(Entries taken from a collection)
----------------------------------------

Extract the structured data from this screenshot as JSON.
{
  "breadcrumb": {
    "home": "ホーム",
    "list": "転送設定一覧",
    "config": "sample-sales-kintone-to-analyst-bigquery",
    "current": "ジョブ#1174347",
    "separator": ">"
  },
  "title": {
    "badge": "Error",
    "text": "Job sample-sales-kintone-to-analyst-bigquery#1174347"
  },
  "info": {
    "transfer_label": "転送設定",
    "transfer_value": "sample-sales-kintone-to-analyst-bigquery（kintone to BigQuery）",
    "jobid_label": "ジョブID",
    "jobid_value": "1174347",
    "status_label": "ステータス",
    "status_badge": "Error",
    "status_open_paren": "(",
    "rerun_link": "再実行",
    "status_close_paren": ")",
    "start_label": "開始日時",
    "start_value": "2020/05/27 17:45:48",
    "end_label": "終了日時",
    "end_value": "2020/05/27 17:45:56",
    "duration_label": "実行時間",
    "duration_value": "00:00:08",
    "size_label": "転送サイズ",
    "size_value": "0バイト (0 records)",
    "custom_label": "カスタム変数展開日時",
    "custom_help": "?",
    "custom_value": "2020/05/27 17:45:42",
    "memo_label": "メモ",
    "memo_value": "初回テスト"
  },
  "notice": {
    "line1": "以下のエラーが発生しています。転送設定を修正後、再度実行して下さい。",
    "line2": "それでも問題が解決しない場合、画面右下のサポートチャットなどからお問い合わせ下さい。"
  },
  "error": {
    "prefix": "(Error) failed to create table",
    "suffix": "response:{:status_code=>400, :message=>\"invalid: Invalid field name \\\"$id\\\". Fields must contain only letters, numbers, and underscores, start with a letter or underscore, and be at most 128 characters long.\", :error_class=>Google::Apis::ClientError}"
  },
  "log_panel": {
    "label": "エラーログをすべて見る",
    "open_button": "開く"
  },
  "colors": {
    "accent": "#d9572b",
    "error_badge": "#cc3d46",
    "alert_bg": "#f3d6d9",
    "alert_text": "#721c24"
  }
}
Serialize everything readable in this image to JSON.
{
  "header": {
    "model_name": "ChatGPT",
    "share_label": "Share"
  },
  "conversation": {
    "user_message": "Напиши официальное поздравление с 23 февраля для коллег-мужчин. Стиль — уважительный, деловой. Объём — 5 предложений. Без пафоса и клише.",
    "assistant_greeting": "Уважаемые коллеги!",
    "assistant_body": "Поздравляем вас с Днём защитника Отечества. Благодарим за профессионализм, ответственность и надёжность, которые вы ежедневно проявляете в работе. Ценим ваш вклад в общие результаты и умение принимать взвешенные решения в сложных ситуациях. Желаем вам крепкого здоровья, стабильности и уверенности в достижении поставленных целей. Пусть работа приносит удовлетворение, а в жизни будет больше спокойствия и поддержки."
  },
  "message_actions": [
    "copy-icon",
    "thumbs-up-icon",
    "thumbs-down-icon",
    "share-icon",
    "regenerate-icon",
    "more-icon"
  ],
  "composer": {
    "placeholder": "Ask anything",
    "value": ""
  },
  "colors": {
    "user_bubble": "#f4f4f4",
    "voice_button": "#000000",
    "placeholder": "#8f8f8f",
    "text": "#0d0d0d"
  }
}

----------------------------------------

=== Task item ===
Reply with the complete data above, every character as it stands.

=== Output ===
Extract the structured data from this screenshot as JSON.
{
  "breadcrumb": {
    "home": "ホーム",
    "list": "転送設定一覧",
    "config": "sample-sales-kintone-to-analyst-bigquery",
    "current": "ジョブ#1174347",
    "separator": ">"
  },
  "title": {
    "badge": "Error",
    "text": "Job sample-sales-kintone-to-analyst-bigquery#1174347"
  },
  "info": {
    "transfer_label": "転送設定",
    "transfer_value": "sample-sales-kintone-to-analyst-bigquery（kintone to BigQuery）",
    "jobid_label": "ジョブID",
    "jobid_value": "1174347",
    "status_label": "ステータス",
    "status_badge": "Error",
    "status_open_paren": "(",
    "rerun_link": "再実行",
    "status_close_paren": ")",
    "start_label": "開始日時",
    "start_value": "2020/05/27 17:45:48",
    "end_label": "終了日時",
    "end_value": "2020/05/27 17:45:56",
    "duration_label": "実行時間",
    "duration_value": "00:00:08",
    "size_label": "転送サイズ",
    "size_value": "0バイト (0 records)",
    "custom_label": "カスタム変数展開日時",
    "custom_help": "?",
    "custom_value": "2020/05/27 17:45:42",
    "memo_label": "メモ",
    "memo_value": "初回テスト"
  },
  "notice": {
    "line1": "以下のエラーが発生しています。転送設定を修正後、再度実行して下さい。",
    "line2": "それでも問題が解決しない場合、画面右下のサポートチャットなどからお問い合わせ下さい。"
  },
  "error": {
    "prefix": "(Error) failed to create table",
    "suffix": "response:{:status_code=>400, :message=>\"invalid: Invalid field name \\\"$id\\\". Fields must contain only letters, numbers, and underscores, start with a letter or underscore, and be at most 128 characters long.\", :error_class=>Google::Apis::ClientError}"
  },
  "log_panel": {
    "label": "エラーログをすべて見る",
    "open_button": "開く"
  },
  "colors": {
    "accent": "#d9572b",
    "error_badge": "#cc3d46",
    "alert_bg": "#f3d6d9",
    "alert_text": "#721c24"
  }
}
Serialize everything readable in this image to JSON.
{
  "header": {
    "model_name": "ChatGPT",
    "share_label": "Share"
  },
  "conversation": {
    "user_message": "Напиши официальное поздравление с 23 февраля для коллег-мужчин. Стиль — уважительный, деловой. Объём — 5 предложений. Без пафоса и клише.",
    "assistant_greeting": "Уважаемые коллеги!",
    "assistant_body": "Поздравляем вас с Днём защитника Отечества. Благодарим за профессионализм, ответственность и надёжность, которые вы ежедневно проявляете в работе. Ценим ваш вклад в общие результаты и умение принимать взвешенные решения в сложных ситуациях. Желаем вам крепкого здоровья, стабильности и уверенности в достижении поставленных целей. Пусть работа приносит удовлетворение, а в жизни будет больше спокойствия и поддержки."
  },
  "message_actions": [
    "copy-icon",
    "thumbs-up-icon",
    "thumbs-down-icon",
    "share-icon",
    "regenerate-icon",
    "more-icon"
  ],
  "composer": {
    "placeholder": "Ask anything",
    "value": ""
  },
  "colors": {
    "user_bubble": "#f4f4f4",
    "voice_button": "#000000",
    "placeholder": "#8f8f8f",
    "text": "#0d0d0d"
  }
}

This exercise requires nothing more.